      Hollis shuddered internally at the mere mention of the disease. It was the latest escapee from the Pandora ’s Box of genetic research, and thousands had already been struck down.

      “You realise that this will be a tough and costly affair, even to get this up to a national level – let alone the probability of having to go to the international courts,” he said.

      Mrs Chippermead leant forward in her chair, “We told you we have ample funds, and the community will back us all the way regardless.”

      “You’ll have to travel and focus on nothing else, possibly for years,” As the words left his mouth Hollis realised that he was actually considering taking the case.

      “We’re prepared for that. I’m 31 years old now Mr Hollis, we still have time.”

      “What would your outside age be for this Roberta?
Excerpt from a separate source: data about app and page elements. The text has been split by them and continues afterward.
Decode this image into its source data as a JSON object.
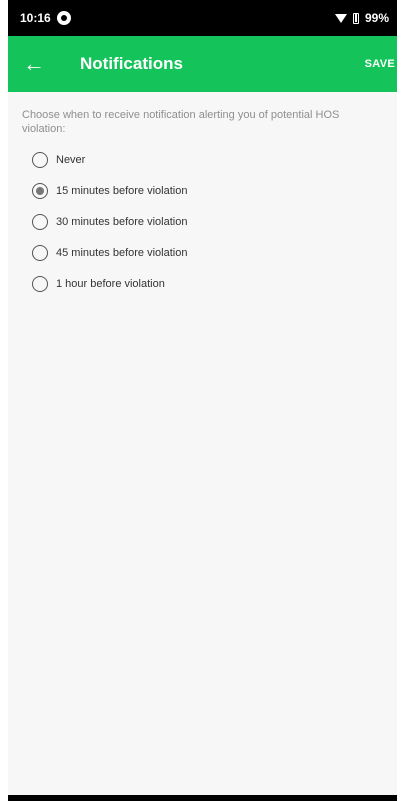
{
  "status_bar": {
    "time": "10:16",
    "battery": "99%",
    "icons": [
      "app-notification-icon",
      "wifi-icon",
      "battery-icon"
    ]
  },
  "app_bar": {
    "back_icon": "←",
    "title": "Notifications",
    "save_label": "SAVE",
    "color": "#14c45a"
  },
  "content": {
    "description": "Choose when to receive notification alerting you of potential HOS violation:",
    "options": [
      {
        "label": "Never",
        "checked": false
      },
      {
        "label": "15 minutes before violation",
        "checked": true
      },
      {
        "label": "30 minutes before violation",
        "checked": false
      },
      {
        "label": "45 minutes before violation",
        "checked": false
      },
      {
        "label": "1 hour before violation",
        "checked": false
      }
    ]
  }
}
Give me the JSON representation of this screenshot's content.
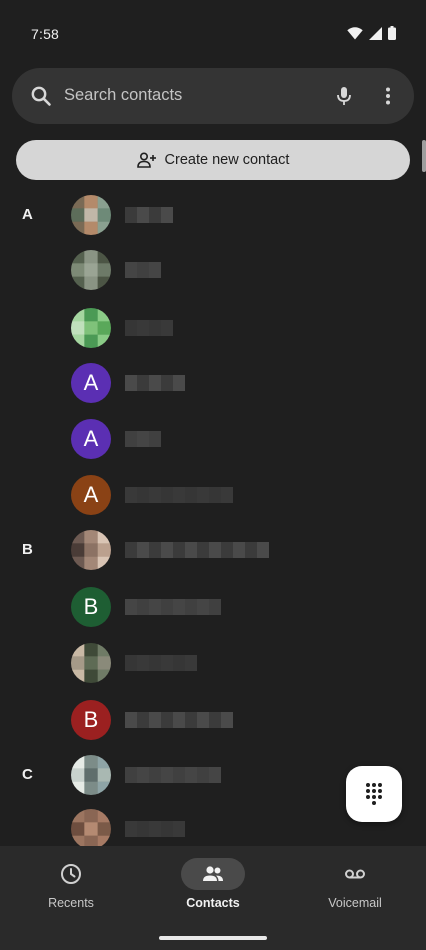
{
  "status_bar": {
    "time": "7:58",
    "icons": [
      "wifi-icon",
      "cellular-signal-icon",
      "battery-icon"
    ]
  },
  "search": {
    "placeholder": "Search contacts",
    "icons": [
      "search-icon",
      "microphone-icon",
      "more-vert-icon"
    ]
  },
  "create_contact": {
    "label": "Create new contact",
    "icon": "person-add-icon"
  },
  "contacts": [
    {
      "section": "A",
      "avatar": {
        "type": "photo",
        "colors": [
          "#7a6a55",
          "#b48a6a",
          "#8aa090",
          "#5d6d5a",
          "#c1b7a8",
          "#6e8a78"
        ]
      },
      "name_redacted": true
    },
    {
      "section": "",
      "avatar": {
        "type": "photo",
        "colors": [
          "#6d7a68",
          "#55614f",
          "#8a9484",
          "#4c5545",
          "#7d8a76",
          "#9aa494"
        ]
      },
      "name_redacted": true
    },
    {
      "section": "",
      "avatar": {
        "type": "photo",
        "colors": [
          "#7fc27a",
          "#5aa85a",
          "#a5d6a0",
          "#4b9a55",
          "#8acb86",
          "#c0e0bc"
        ]
      },
      "name_redacted": true
    },
    {
      "section": "",
      "avatar": {
        "type": "initial",
        "letter": "A",
        "color": "#5b2fb3"
      },
      "name_redacted": true
    },
    {
      "section": "",
      "avatar": {
        "type": "initial",
        "letter": "A",
        "color": "#5b2fb3"
      },
      "name_redacted": true
    },
    {
      "section": "",
      "avatar": {
        "type": "initial",
        "letter": "A",
        "color": "#8a4215"
      },
      "name_redacted": true
    },
    {
      "section": "B",
      "avatar": {
        "type": "photo",
        "colors": [
          "#6d5a52",
          "#a38777",
          "#d9c4b4",
          "#4a3c37",
          "#8c7264",
          "#bba08e"
        ]
      },
      "name_redacted": true
    },
    {
      "section": "",
      "avatar": {
        "type": "initial",
        "letter": "B",
        "color": "#1e5e33"
      },
      "name_redacted": true
    },
    {
      "section": "",
      "avatar": {
        "type": "photo",
        "colors": [
          "#5e6b55",
          "#8a8a7a",
          "#c9b9a5",
          "#3f4a38",
          "#6f7b66",
          "#a59a88"
        ]
      },
      "name_redacted": true
    },
    {
      "section": "",
      "avatar": {
        "type": "initial",
        "letter": "B",
        "color": "#9b2020"
      },
      "name_redacted": true
    },
    {
      "section": "C",
      "avatar": {
        "type": "photo",
        "colors": [
          "#8ea4a6",
          "#c8d2cd",
          "#5f6e6c",
          "#a9b8b2",
          "#e6ebe6",
          "#7c8c88"
        ]
      },
      "name_redacted": true
    },
    {
      "section": "",
      "avatar": {
        "type": "photo",
        "colors": [
          "#8a6654",
          "#a67a64",
          "#6e4e3f",
          "#b58a72",
          "#7b5a48",
          "#9c7560"
        ]
      },
      "name_redacted": true
    }
  ],
  "fab": {
    "icon": "dialpad-icon"
  },
  "bottom_nav": {
    "items": [
      {
        "label": "Recents",
        "icon": "clock-icon",
        "active": false
      },
      {
        "label": "Contacts",
        "icon": "people-icon",
        "active": true
      },
      {
        "label": "Voicemail",
        "icon": "voicemail-icon",
        "active": false
      }
    ]
  },
  "colors": {
    "background": "#1f1f1f",
    "search_bar": "#343434",
    "create_button": "#d6d6d6",
    "bottom_nav": "#2a2a2a",
    "active_pill": "#4a4a4a"
  }
}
If that’s not too personal a question.”

      The giant and the bearded lady took a moment to look into each other’s eyes, before she replied, “I wouldn’t want to go past 34 if at all possible.


      Roberta Chippermead was actually only 33 when she had her firstborn.

      Hollis was there, pacing up and down outside the security door that led to the ward, his arms aching beneath the burden of a bottle of good champagne and a bundle of assorted gifts.

      The case had been everything he’d hoped and dreaded it would be and more. At least they were in the closing stages now, and at least Roberta and the baby – after some initial complications – were okay.

      A trim looking nurse appeared at the door, popped the lock and asked, “Have you sterilised your hands?”

      He nodded mutely, his voice had all but given out during the last press conference. She beckoned him forward and he followed her creaking while clogs into the delivery suite.

      There Malcolm stood like some watchful sentinel clad in white. The vast gown and mask that covered him had to be designed especially but, in relation to everything else that had occurred, the trouble of getting it made seemed like a trifle now. And there was Roberta, looking tired and drawn but radiant all the same, a cup and saucer clasped in her pale hands.

      Hollis quickly laid his gifts on the bed and bent to kiss her lightly on the cheek. Rough stubble grazed his lips.

      “It’s growing back,” he said.

      “Well,” she replied through a smile, “you can’t exactly have a bearded lady without a beard, now can you?”

      Hollis smiled back broadly, recalling how she had shaved to help drive home his argument regarding perceived difference. It had been a stroke of genius that had led to a huge swing in popular support for her, especially when Roberta’s conventional beauty had been revealed in the women’s press.

      “Where…?” He looked about the room and saw a midwife carefully wrapping up a bundle next to a set of scales. She turned and approached the bed, a small, wrinkled blue face peeping from among the swaddling.

      “You’ll have to buy him a little trumpet,” Hollis said.

      “And why’s that?” Roberta handed her cup to her husband and lightly took the child.

      “He’s a little boy blue. He’ll need a horn to blow at some point.”

      Roberta looked at him with a bemused expression and Hollis felt himself blush.

      “It… It was a nursery rhyme my mother used to sing to me.”

      “We’ll make sure we look out for one. Won’t we Malcolm?” The giant blinked slowly in agreement while Roberta looked down into the bundle and placed a finger gently on the cheek of her son. His small, pale blue lips began to work in search of sustenance.

      “Do you think they’ll ever relent on the tail Mr Hollis?” She asked.

      “Well,” Hollis said winking slyly at Malcolm, “There’s only one way to find out.” Then he reached for the champagne and began to peel the foil away from its pristine cork.


(Copyright © 2006 by J. E. Bryant. All Rights Reserved.)